Saturday, 20 March 2010

Architecture in NYC

One of my favourite moments in Woody Allen's Academy Award Winning Hannah and Her Sisters (1986), is the scene in which Sam Waterston's character takes Dianne Wiest and Carrie Fisher on a whirlwind tour of New York City to visit some of his favourite architectural sights. The scene is notable because it illustrates, on a very basic level, what I love most about Allen's work. The seeming simplicity of it, the wit, the imagination, the sleight of hand, the effortless inventiveness and the ability to take moments and images that are present at any point in our daily lives - on any street, place or person - and transform them into moments of great cinema.

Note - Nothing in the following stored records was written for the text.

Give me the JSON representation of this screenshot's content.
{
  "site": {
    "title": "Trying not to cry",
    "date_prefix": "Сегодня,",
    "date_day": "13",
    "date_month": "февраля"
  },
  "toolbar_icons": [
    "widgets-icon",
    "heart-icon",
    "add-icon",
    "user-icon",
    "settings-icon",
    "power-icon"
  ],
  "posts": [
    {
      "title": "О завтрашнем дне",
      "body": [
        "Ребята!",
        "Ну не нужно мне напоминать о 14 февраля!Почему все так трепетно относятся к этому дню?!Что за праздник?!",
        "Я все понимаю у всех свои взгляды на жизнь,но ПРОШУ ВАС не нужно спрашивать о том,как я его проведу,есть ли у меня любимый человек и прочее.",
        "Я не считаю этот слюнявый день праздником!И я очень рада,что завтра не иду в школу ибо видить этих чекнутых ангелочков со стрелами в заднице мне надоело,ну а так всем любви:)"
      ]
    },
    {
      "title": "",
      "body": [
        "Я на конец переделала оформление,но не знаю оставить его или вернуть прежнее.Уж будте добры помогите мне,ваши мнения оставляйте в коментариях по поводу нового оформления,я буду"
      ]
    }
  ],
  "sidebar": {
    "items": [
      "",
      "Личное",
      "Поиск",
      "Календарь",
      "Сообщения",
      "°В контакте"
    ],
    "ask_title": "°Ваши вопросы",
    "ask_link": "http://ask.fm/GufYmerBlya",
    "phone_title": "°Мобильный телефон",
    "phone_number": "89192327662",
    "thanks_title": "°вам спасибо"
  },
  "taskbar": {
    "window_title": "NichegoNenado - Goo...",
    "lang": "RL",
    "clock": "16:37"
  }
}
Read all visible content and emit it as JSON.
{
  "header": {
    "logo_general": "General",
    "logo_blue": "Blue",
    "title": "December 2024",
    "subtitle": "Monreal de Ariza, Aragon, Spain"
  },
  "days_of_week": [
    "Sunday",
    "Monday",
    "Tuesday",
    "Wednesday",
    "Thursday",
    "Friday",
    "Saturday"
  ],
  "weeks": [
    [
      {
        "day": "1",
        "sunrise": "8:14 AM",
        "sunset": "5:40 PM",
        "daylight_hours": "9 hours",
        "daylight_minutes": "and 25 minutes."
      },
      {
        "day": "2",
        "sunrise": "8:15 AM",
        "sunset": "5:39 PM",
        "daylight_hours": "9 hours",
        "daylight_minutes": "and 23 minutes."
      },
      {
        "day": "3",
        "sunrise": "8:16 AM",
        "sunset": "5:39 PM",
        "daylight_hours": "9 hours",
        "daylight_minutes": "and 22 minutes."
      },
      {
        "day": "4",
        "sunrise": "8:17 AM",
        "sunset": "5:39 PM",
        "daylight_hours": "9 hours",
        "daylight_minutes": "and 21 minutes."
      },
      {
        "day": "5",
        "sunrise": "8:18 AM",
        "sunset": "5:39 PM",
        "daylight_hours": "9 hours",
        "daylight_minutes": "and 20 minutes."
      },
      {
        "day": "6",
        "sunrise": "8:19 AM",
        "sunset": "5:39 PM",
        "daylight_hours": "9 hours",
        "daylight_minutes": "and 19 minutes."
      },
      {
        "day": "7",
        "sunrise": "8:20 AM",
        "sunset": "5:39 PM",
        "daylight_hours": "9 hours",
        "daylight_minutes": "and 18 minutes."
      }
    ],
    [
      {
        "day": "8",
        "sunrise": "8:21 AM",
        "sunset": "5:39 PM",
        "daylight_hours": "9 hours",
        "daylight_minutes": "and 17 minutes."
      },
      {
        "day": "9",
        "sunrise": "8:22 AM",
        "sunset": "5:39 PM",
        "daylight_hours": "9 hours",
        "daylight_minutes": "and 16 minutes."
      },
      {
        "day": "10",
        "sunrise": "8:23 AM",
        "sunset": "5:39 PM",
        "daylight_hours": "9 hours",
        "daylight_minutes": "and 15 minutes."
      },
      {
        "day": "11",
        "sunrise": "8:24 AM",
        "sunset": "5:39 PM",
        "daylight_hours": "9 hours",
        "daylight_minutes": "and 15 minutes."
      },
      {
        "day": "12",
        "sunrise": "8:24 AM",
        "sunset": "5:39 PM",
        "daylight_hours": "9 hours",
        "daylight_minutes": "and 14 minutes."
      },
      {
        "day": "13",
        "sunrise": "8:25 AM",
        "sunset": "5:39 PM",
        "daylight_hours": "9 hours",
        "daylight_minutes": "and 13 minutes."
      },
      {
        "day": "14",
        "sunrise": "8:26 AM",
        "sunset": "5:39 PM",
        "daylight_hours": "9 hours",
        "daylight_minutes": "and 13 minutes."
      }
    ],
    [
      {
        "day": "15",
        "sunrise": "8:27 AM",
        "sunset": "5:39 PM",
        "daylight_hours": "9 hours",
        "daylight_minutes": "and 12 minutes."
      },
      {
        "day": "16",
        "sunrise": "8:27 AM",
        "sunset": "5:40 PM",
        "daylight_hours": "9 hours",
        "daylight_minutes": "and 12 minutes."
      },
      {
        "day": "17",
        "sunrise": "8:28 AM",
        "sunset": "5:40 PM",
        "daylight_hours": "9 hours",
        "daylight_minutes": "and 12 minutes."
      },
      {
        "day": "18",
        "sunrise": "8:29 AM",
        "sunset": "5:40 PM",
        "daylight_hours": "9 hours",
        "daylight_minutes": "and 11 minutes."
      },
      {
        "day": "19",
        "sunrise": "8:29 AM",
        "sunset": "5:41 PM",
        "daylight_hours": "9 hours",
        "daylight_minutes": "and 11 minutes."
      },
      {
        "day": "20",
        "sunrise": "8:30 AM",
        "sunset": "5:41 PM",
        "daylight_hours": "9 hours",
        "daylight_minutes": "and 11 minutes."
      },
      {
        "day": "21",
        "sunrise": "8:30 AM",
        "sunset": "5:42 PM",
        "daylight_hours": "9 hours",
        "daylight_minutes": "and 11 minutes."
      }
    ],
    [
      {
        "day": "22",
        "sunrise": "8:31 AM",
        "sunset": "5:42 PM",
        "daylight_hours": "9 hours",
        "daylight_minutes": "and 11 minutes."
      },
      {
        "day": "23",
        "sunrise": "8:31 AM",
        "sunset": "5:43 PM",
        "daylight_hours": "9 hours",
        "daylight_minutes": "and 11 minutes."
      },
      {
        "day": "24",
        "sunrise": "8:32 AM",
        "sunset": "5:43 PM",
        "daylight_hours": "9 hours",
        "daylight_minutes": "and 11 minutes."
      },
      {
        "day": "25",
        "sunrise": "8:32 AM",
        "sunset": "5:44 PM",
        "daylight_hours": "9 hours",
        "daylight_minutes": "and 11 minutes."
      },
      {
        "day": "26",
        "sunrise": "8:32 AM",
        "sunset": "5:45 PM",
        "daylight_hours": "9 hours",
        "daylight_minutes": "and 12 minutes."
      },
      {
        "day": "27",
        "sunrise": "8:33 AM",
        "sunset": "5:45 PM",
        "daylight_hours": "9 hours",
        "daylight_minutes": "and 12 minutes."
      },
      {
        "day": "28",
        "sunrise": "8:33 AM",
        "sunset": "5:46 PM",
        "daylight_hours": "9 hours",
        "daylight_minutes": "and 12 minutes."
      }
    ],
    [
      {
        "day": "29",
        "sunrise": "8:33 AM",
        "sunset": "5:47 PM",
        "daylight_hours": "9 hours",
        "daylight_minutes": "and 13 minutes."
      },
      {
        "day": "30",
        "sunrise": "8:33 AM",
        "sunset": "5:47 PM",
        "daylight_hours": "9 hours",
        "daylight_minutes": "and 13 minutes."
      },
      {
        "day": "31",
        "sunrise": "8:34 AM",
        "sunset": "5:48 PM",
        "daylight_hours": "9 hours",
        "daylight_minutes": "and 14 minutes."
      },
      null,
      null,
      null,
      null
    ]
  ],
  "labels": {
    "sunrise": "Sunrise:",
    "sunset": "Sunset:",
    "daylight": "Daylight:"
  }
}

The scene in question is a delightful little moment that could have easily been included in the film for no other reason than to provide a brief interval or interlude between the more complicated or exhausting relationship dramas that occur throughout. Instead, it is a scene that communicates a great deal about the relationship between these two friends (the characters played by Wiest and Fisher) as they attempt to feign interest in this travelogue of buildings and places simply as a way of getting to know this dashing and successful young architect. Their reactions to these great buildings demonstrate a desperate attempt to agree or disagree with whatever Waterston's character is speaking of, while also offering a much more amusing insight into the dynamics of this relationship, as both women attempt to outdo one another for the offer of a ride home.

As with any great moment from the films of Woody Allen, this particular scene seems to me to offer a remarkable example of what cinema can achieve, precisely because it is something that could only be communicated through the cinematic form. This scene is further proof of Allen's obvious talent for expressing moments of immense depth and human emotion through incredibly simple though no less ingenious methods, and stands out, in my mind at least, as one single moment of invention from a film seemingly full of them.


Hannah and Her Sisters directed by Woody Allen, 1986: